The Stage, the weekly bible of British thespians since 1880 (making it the nation's oldest surviving trade publication) will on Thursday celebrate its longevity with a major Berliner-style revamp by David Hillman, designer of the new-look Guardian national daily.

The full colour makeover is intended to boost circulation beyond its present level of 40,000 copies weekly and, says editor Brian Attwood, introduce a "fresh, innovative look with a more open layout".

The relaunch will be supported by ads in the national press, as well as direct mail campaign to over 50,000 individuals in the entertainment industry.

Attwood also revealed that the content mix across both newspaper and The Stage website will be enhanced to ensure the service each provides is complementary.

"More than that, we're developing interactivity between the two, exploiting the unique strengths of both.
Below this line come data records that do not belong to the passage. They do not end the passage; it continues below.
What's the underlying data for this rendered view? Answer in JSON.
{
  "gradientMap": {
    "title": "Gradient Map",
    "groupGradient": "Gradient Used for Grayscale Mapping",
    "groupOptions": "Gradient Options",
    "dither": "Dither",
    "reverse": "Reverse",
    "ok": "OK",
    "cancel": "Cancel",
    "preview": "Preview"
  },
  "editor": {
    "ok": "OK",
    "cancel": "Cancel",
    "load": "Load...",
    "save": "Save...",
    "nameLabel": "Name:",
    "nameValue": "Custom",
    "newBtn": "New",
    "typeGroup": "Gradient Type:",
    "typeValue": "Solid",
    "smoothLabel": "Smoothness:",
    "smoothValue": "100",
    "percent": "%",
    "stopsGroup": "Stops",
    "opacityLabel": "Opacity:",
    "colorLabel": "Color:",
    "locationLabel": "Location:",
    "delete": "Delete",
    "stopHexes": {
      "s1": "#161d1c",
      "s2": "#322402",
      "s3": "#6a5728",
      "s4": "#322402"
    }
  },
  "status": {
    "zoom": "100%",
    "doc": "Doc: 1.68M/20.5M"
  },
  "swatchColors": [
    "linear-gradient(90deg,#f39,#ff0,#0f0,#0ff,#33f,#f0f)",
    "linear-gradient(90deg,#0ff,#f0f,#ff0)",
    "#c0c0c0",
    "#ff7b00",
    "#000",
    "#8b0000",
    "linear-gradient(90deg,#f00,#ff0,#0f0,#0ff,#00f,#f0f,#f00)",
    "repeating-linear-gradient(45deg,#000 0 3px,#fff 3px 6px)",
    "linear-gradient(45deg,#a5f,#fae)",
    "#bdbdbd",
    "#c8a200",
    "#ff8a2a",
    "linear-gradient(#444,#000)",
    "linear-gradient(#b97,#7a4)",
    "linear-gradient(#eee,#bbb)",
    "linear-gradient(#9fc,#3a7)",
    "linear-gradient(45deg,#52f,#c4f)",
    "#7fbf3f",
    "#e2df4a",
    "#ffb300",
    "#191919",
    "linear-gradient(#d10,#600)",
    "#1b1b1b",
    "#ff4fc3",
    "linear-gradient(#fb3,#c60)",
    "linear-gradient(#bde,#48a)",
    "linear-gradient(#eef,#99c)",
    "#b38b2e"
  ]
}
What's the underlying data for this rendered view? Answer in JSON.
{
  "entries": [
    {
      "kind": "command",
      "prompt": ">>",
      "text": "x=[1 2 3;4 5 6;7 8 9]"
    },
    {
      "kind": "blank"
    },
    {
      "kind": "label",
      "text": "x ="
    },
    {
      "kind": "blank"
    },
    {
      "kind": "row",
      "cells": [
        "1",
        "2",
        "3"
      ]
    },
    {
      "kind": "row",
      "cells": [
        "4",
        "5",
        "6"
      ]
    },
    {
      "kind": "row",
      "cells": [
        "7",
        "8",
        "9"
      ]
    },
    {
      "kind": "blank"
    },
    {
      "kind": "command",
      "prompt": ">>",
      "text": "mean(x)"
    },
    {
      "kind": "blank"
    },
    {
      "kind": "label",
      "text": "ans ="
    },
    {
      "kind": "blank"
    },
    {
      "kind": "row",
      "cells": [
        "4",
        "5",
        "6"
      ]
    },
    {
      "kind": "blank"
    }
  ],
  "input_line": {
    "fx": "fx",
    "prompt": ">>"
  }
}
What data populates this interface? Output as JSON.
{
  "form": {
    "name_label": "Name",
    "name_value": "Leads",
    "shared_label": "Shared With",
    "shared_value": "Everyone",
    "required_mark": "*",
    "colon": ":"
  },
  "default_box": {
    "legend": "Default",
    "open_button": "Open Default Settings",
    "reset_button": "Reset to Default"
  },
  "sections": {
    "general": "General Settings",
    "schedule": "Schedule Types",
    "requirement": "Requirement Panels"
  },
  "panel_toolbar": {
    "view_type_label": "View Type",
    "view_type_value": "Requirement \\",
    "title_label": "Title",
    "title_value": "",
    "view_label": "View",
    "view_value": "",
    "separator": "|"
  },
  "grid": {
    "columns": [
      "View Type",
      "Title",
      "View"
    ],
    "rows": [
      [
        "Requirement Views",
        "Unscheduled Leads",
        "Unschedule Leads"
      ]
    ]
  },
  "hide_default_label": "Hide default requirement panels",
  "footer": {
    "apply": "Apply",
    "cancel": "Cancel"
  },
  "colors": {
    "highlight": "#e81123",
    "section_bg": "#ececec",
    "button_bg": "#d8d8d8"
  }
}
The plan is to use the web to break news stories as and when they happen, and then use the newspaper to provide greater background and analysis on a weekly basis."

The Stage, an integral part of the lives and careers of generations of British theatre, TV and movie stars - to say nothing of the even larger throng that only serve to stand and wait - will shed its present venerable (even fusty) image to the regret of many.

It has remained in the ownership of the Comerford family throughout its history. The Stage's present managing director Catherine Comerford is the great-granddaughter of the founder.

"The redesign is much more than skin-deep," she enunciated, in tones that could be heard from the back of the gallery.

Data sourced from; additional content by WARC staff